The affected Paula with "4193" date code. Only a certain batch of Paula chips seems to be affected. This is the reason why this problem does not occur on all Amiga 1200, but presumably only on some 1D.4 boards. This is also the reason why replacing the Paula chip is fixing that issue. On my board, a "CSG 8364R7PL" with date code 4193 is used. I also heard of one more case with a Paula chip of the same production week.

Next question: Why only Amiga 1200 models seem to be affected by this issue, although it is likely that the affected Paula batch was also used in Amiga 4000 production? When comparing the schematics of both machines, there is a notable difference. This is a simplified extract of the joystick or mouse port:

SVG Picture created as paula-pot.svg date 2022/10/10 11:01:53Picture generated by Eeschema-SVG112233445566778899POTYPOTYPOTXPOTXSVG Picture created as paula-pot.svg date 2022/10/10 11:01:53

The difference is in the parts marked with a red circle. They are used as EMI filter. For the Amiga 4000, Commodore has used ferrites there. It is basically just a wire inside a ferrite bead, giving a resistance of 0Ω at low frequencies. In the Amiga 1200 (and Amiga 600) though, Commodore used standard 68Ω resistors, presumably to cut costs.

Together with the pull-up resistor inside Paula, this resistor works as a voltage divider. The switch inside a classic Amiga mouse pulls this divider to ground, giving 0.9V at the POT input, just enough to get detected as LOW.

SVG Picture created as paula-pot.svg date 2022/10/10 19:43:20Picture generated by Eeschema-SVGMouse Button68ΩPOTPaula Pullup0.9V5V0V68ΩMouse ButtonPOTPaula PullupSVG Picture created as paula-pot.svg date 2022/10/10 19:43:20
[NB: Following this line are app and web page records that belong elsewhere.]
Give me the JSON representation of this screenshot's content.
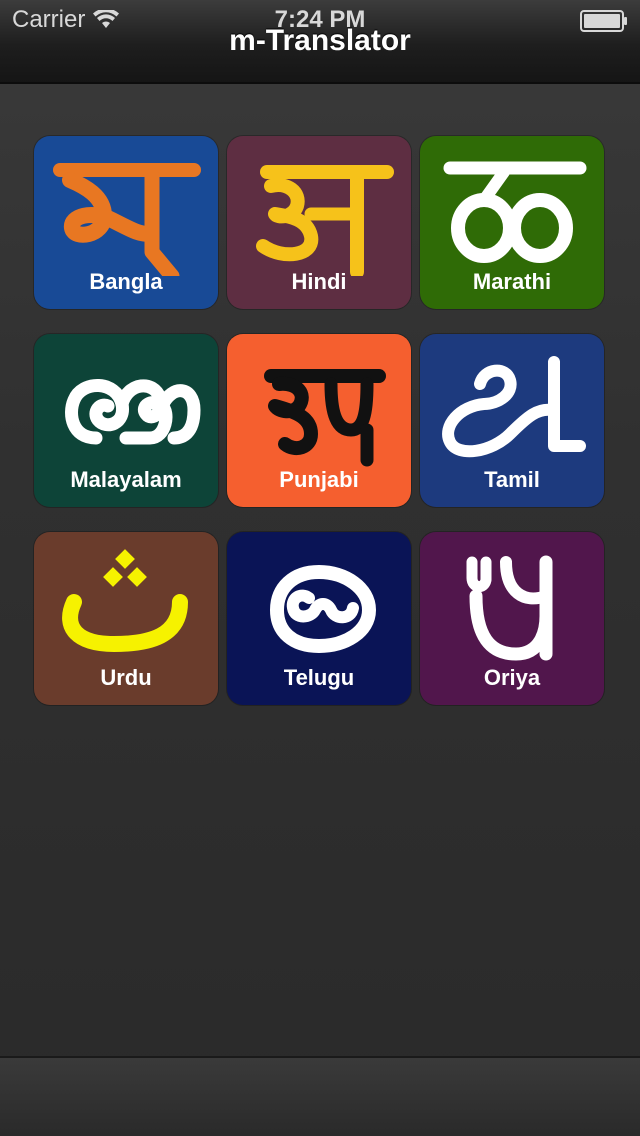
{
  "status_bar": {
    "carrier": "Carrier",
    "time": "7:24 PM"
  },
  "nav": {
    "title": "m-Translator"
  },
  "tiles": [
    {
      "label": "Bangla",
      "bg": "#184a96",
      "glyph_color": "#e87722"
    },
    {
      "label": "Hindi",
      "bg": "#5e2e42",
      "glyph_color": "#f6c21a"
    },
    {
      "label": "Marathi",
      "bg": "#2f6b06",
      "glyph_color": "#ffffff"
    },
    {
      "label": "Malayalam",
      "bg": "#0d4438",
      "glyph_color": "#ffffff"
    },
    {
      "label": "Punjabi",
      "bg": "#f55f2f",
      "glyph_color": "#111111"
    },
    {
      "label": "Tamil",
      "bg": "#1d3a7e",
      "glyph_color": "#ffffff"
    },
    {
      "label": "Urdu",
      "bg": "#6a3c2c",
      "glyph_color": "#f6f200"
    },
    {
      "label": "Telugu",
      "bg": "#0a1456",
      "glyph_color": "#ffffff"
    },
    {
      "label": "Oriya",
      "bg": "#51164c",
      "glyph_color": "#ffffff"
    }
  ]
}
The mouse interface does not have a real switch though, but a logical output. For example, the PIC16F84 that is used in the YAMI interface provides a LOW voltage of 0.6V. Now the voltage divider gives 1.1V at the POT input, which is interpreted as HIGH by Paula.

SVG Picture created as paula-pot.svg date 2022/10/10 19:43:20Picture generated by Eeschema-SVGMouse InterfacePaula PullupPOT68Ω5V0.6V1.1VPaula PullupPOT68ΩMouse InterfaceSVG Picture created as paula-pot.svg date 2022/10/10 19:43:20

I could not find out if the pull-up resistor inside Paula has a lower resistance in that batch, or if there is a different threshold for detecting LOW levels. Both would be possible.

To fix the problem on my Amiga 1200, I replaced the 68Ω resistors E353R, E354R, E363R, and E364R with the SMD 1206 ferrites that are used in the Amiga 4000. They are a bit bigger than the 0804 resistors, but can still be soldered straight to the pads.

The position of the replacement ferrites at the bottom side of an Amiga 1200 board.

This is just a minor change to the hardware that could be done even by soldering novices (at least rather than unsoldering a PLCC chip). After that change, the mouse interface was working too.

Make sure to replace the resistors with ferrites, not the capacitors next to them!

PS: If you found this article because your Amiga is also having the problem, please send me the date code of your Paula chip. Maybe we can find a pattern of "bad" date codes. Thank you!

PPS: Commodore did the same trick on Amiga 600 machines, so if you have trouble with the right mousebutton on your A600, it's worth a try to replace E353R, E354R, E363R, and E364R.